Then there are the two value selections. We don’t know if Desmond Ridder is going to pan out, but we do know he’s the starting quarterback after being selected in the third round, and the value if he’s a quality starter is quite high. Ditto Tyler Allgeier, who broke the Falcons’ rookie rushing record and looked very good doing so as a fifth round selection.

For the immediate impact and the long-term upside, the 2022 class looks like the best of the decade thus far.

Best draft pick: A.J. Terrell, 2020


Terrell was not a universally welcomed selection at No. 16 in 2020—that’s putting it mildly—and his rookie season was promising but not universally praised, either. His huge breakout season in 2021, where he catapulted himself into the conversation about the best young corners in football, changed that perception immensely, and another quality if injury-marred seasons in 2023 affirmed that he’s a damn good player.

The sole slam dunk great pick of the 2020s thus far—I’m optimistic about Pitts being viewed as one in hindsight, and the 2022 class looks very good—Terrell was also the last great selection of the previous regime. He’s a long-term high-end starter for Atlanta.

Worst draft class: 2020

Thus far, this class is Terrell and a couple of solid short-term starters/useful reserves.

Terrell is terrific, but second round pick Marlon Davidson is already off the team, third round pick Matt Hennessy is a possible starter at left guard but not a sure one and is coming off a season where he was injured and lost the center job to Drew Dalman, Mykal Walker was a presumptive starter who lost that role after uneven performances early in the year, and Jaylinn Hawkins was a fine starter who appears ticketed for a reserve role in 2023. Sterling Hofrichter punted for one year in Atlanta and then the team cut ties with him.

All told, that’s one long-term starter, two players off the team within three seasons, and what’s likely to be a group of backups over the long haul unless Walker and Hennessy can break into starting roles again this year.

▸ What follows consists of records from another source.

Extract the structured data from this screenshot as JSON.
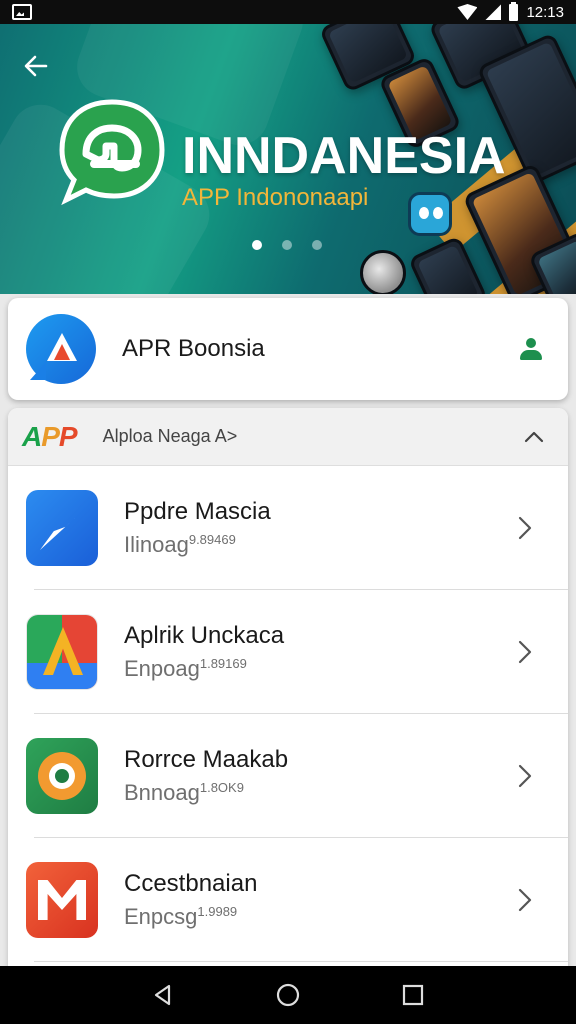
{
  "status_bar": {
    "time": "12:13",
    "icons": [
      "gallery-icon",
      "wifi-icon",
      "signal-icon",
      "battery-icon"
    ]
  },
  "hero": {
    "title": "INNDANESIA",
    "subtitle": "APP Indononaapi",
    "carousel_dots": 3,
    "active_dot": 0,
    "colors": {
      "teal": "#14a085",
      "accent": "#e49a2b",
      "subtitle": "#f2b63a"
    }
  },
  "profile": {
    "name": "APR Boonsia",
    "icon": "app-logo-icon",
    "action_icon": "person-icon"
  },
  "section": {
    "logo": {
      "a": "A",
      "p1": "P",
      "p2": "P"
    },
    "title": "Alploa Neaga A>",
    "expanded": true
  },
  "apps": [
    {
      "title": "Ppdre Mascia",
      "subtitle": "Ilinoag",
      "superscript": "9.89469",
      "icon": "paper-plane-icon"
    },
    {
      "title": "Aplrik Unckaca",
      "subtitle": "Enpoag",
      "superscript": "1.89169",
      "icon": "triangle-logo-icon"
    },
    {
      "title": "Rorrce Maakab",
      "subtitle": "Bnnoag",
      "superscript": "1.8OK9",
      "icon": "gear-icon"
    },
    {
      "title": "Ccestbnaian",
      "subtitle": "Enpcsg",
      "superscript": "1.9989",
      "icon": "m-logo-icon"
    }
  ],
  "nav": {
    "buttons": [
      "back-icon",
      "home-icon",
      "recents-icon"
    ]
  }
}
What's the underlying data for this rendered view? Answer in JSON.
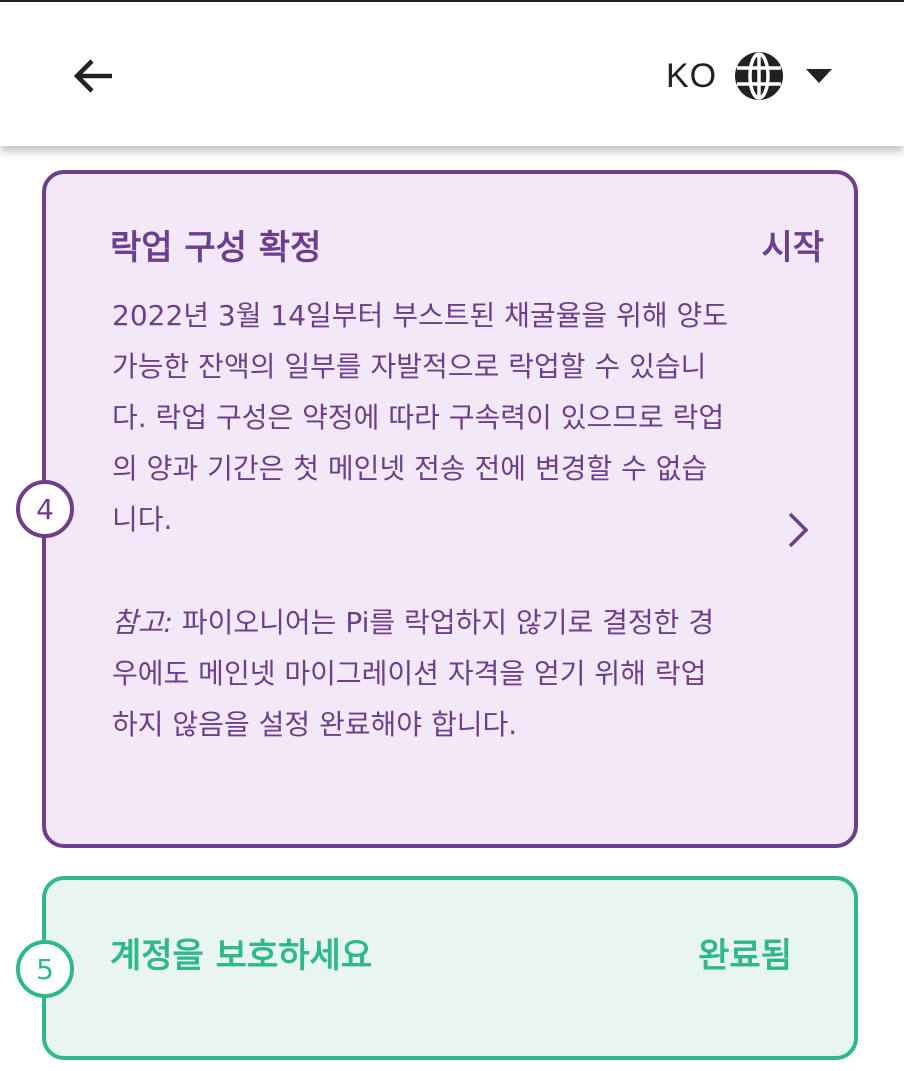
{
  "header": {
    "back_icon": "arrow-left-icon",
    "language": {
      "code": "KO",
      "icon": "globe-icon",
      "dropdown_icon": "caret-down-icon"
    }
  },
  "steps": [
    {
      "number": "4",
      "title": "락업 구성 확정",
      "status": "시작",
      "description": "2022년 3월 14일부터 부스트된 채굴율을 위해 양도 가능한 잔액의 일부를 자발적으로 락업할 수 있습니다. 락업 구성은 약정에 따라 구속력이 있으므로 락업의 양과 기간은 첫 메인넷 전송 전에 변경할 수 없습니다.",
      "note_label": "참고:",
      "note_text": " 파이오니어는 Pi를 락업하지 않기로 결정한 경우에도 메인넷 마이그레이션 자격을 얻기 위해 락업하지 않음을 설정 완료해야 합니다.",
      "color": "#6c3e8d",
      "background": "#f3e8f8",
      "action_icon": "chevron-right-icon"
    },
    {
      "number": "5",
      "title": "계정을 보호하세요",
      "status": "완료됨",
      "color": "#2fb88a",
      "background": "#e9f6ef"
    }
  ]
}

It’s too early to pass judgement on the promising 2022 class and the 2021 class has produced three more or less locked in starters (Kyle Pitts, Richie Grant, Drew Dalman) and a couple of useful role players (Ta’Quon Graham, elite punt returner Avery Williams), so 2020 takes the “crown.”

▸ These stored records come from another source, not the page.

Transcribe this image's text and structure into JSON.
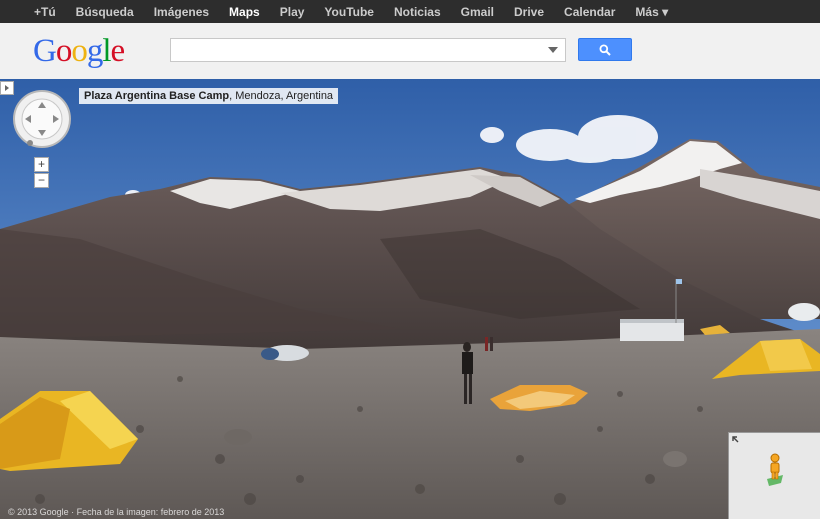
{
  "topbar": {
    "items": [
      {
        "label": "+Tú"
      },
      {
        "label": "Búsqueda"
      },
      {
        "label": "Imágenes"
      },
      {
        "label": "Maps",
        "active": true
      },
      {
        "label": "Play"
      },
      {
        "label": "YouTube"
      },
      {
        "label": "Noticias"
      },
      {
        "label": "Gmail"
      },
      {
        "label": "Drive"
      },
      {
        "label": "Calendar"
      },
      {
        "label": "Más ▾"
      }
    ]
  },
  "header": {
    "logo_letters": [
      "G",
      "o",
      "o",
      "g",
      "l",
      "e"
    ],
    "logo_colors": [
      "#3369e8",
      "#d50f25",
      "#eeb211",
      "#3369e8",
      "#009925",
      "#d50f25"
    ],
    "search_value": "",
    "search_icon": "magnifier-icon"
  },
  "streetview": {
    "location_name": "Plaza Argentina Base Camp",
    "location_rest": ", Mendoza, Argentina",
    "zoom_in": "+",
    "zoom_out": "−",
    "copyright": "© 2013 Google · Fecha de la imagen: febrero de 2013"
  },
  "colors": {
    "accent": "#4d90fe",
    "topbar_bg": "#2d2d2d"
  }
}
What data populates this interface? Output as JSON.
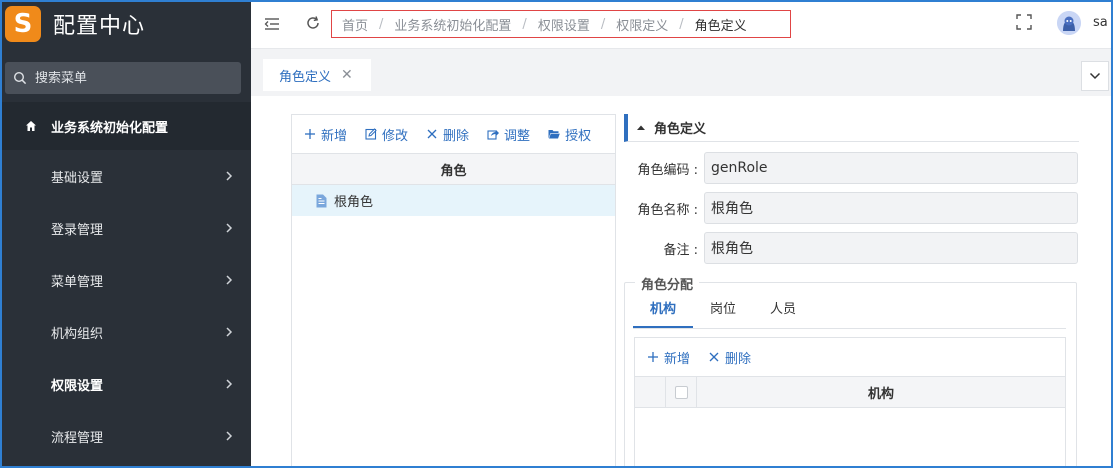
{
  "app": {
    "logo_letter": "S",
    "title": "配置中心"
  },
  "search": {
    "placeholder": "搜索菜单"
  },
  "sidebar": {
    "group_label": "业务系统初始化配置",
    "items": [
      {
        "label": "基础设置"
      },
      {
        "label": "登录管理"
      },
      {
        "label": "菜单管理"
      },
      {
        "label": "机构组织"
      },
      {
        "label": "权限设置"
      },
      {
        "label": "流程管理"
      }
    ]
  },
  "breadcrumb": [
    "首页",
    "业务系统初始化配置",
    "权限设置",
    "权限定义",
    "角色定义"
  ],
  "breadcrumb_sep": "/",
  "user": {
    "name": "sa"
  },
  "tabs": [
    {
      "label": "角色定义",
      "close": "✕"
    }
  ],
  "left_panel": {
    "toolbar": [
      {
        "label": "新增",
        "icon": "plus-icon"
      },
      {
        "label": "修改",
        "icon": "edit-icon"
      },
      {
        "label": "删除",
        "icon": "close-icon"
      },
      {
        "label": "调整",
        "icon": "share-icon"
      },
      {
        "label": "授权",
        "icon": "folder-open-icon"
      }
    ],
    "column_header": "角色",
    "rows": [
      {
        "label": "根角色",
        "icon": "file-icon"
      }
    ]
  },
  "detail": {
    "section_title": "角色定义",
    "fields": [
      {
        "label": "角色编码 :",
        "value": "genRole"
      },
      {
        "label": "角色名称 :",
        "value": "根角色"
      },
      {
        "label": "备注 :",
        "value": "根角色"
      }
    ]
  },
  "assignment": {
    "legend": "角色分配",
    "tabs": [
      {
        "label": "机构"
      },
      {
        "label": "岗位"
      },
      {
        "label": "人员"
      }
    ],
    "active_tab": "机构",
    "toolbar": [
      {
        "label": "新增",
        "icon": "plus-icon"
      },
      {
        "label": "删除",
        "icon": "close-icon"
      }
    ],
    "column_header": "机构"
  },
  "colors": {
    "accent": "#2f6fbf",
    "sidebar_bg": "#2a3038",
    "logo": "#f08a1a",
    "highlight_border": "#e04545"
  }
}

Worst draft pick: Marlon Davidson, 2020

For the picks who don’t pan out, it’s usually one of three stories: Outright ineffectiveness (Aundray Bruce, Bruce Pickens), off-field troubles (Jalen Collins’ endless suspensions), or injuries (Peria Jerry, Joe Profit, etc.). Davidson falls into the last camp.

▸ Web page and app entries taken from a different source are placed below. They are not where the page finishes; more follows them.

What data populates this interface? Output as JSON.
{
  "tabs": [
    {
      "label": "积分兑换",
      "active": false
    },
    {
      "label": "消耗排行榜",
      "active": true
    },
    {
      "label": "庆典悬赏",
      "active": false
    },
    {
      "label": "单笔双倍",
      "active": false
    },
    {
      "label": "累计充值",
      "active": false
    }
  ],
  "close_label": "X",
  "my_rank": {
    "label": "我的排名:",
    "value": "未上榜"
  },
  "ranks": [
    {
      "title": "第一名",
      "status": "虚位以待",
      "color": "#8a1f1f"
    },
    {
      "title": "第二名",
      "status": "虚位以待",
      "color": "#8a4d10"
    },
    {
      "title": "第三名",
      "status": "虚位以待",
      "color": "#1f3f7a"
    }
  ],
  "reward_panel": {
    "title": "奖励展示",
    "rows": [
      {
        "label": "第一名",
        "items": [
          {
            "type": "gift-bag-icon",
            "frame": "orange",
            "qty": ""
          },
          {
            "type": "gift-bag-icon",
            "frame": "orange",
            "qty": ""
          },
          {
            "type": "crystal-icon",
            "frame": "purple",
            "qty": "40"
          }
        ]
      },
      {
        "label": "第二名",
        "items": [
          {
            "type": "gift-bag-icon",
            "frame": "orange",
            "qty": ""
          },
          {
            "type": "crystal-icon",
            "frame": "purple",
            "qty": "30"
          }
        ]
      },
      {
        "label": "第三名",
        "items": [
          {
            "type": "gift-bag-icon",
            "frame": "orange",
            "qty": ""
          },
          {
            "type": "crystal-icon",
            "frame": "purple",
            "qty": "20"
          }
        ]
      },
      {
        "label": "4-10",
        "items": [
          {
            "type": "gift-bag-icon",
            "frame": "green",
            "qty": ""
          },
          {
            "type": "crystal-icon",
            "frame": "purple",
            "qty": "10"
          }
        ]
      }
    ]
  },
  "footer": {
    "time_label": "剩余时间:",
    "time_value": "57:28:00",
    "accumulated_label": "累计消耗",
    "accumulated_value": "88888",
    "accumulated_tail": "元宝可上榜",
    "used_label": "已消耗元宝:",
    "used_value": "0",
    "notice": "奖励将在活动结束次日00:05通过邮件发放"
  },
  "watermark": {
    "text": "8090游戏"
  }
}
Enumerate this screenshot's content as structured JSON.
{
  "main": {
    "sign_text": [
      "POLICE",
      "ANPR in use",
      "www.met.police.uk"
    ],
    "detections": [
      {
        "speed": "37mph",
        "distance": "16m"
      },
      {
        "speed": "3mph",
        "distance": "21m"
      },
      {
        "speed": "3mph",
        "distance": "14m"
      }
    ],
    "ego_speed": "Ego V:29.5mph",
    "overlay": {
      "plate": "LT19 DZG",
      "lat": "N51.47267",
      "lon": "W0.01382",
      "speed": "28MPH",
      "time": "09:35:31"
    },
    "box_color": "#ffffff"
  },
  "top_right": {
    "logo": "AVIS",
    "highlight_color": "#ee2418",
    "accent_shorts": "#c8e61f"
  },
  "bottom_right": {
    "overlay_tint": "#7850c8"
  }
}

A well-regarded prospect—I remember the excitement when the Falcons drafted him—Davidson wound up playing in just 19 games for Atlanta. He had a couple of huge plays along the way, but was mostly no more than a quiet contributor when he was able to play, and injuries piled up to the extent that he was not healthy heading into the 2022 season. The Falcons cut ties with him and that was that, a shame for a talented player who figured to help a defensive line in need of talent.

Impact: TBD

Honestly, there’s so much we don’t know yet. The 2020 class has yielded one great starter and a handful of players who may figure into the long-term in Atlanta, the 2021 class three starters and some useful pieces of the puzzle, and the 2022 class several promising players. We’ll need at least 2023 and probably more seasons beyond it to determine the ultimate fate of the classes, but Dimitroff did well nabbing Terrell and Fontenot has largely done well adding contributors.

If this site and the Falcons still exist in 2030, it’ll be fun to re-visit this decade and take a closer look at how these classes and the many to come panned out. For now, we’ll just say we’ll have to wait and see, and we hope these classes fuel success in Atlanta unlike anything we’ve seen to this point.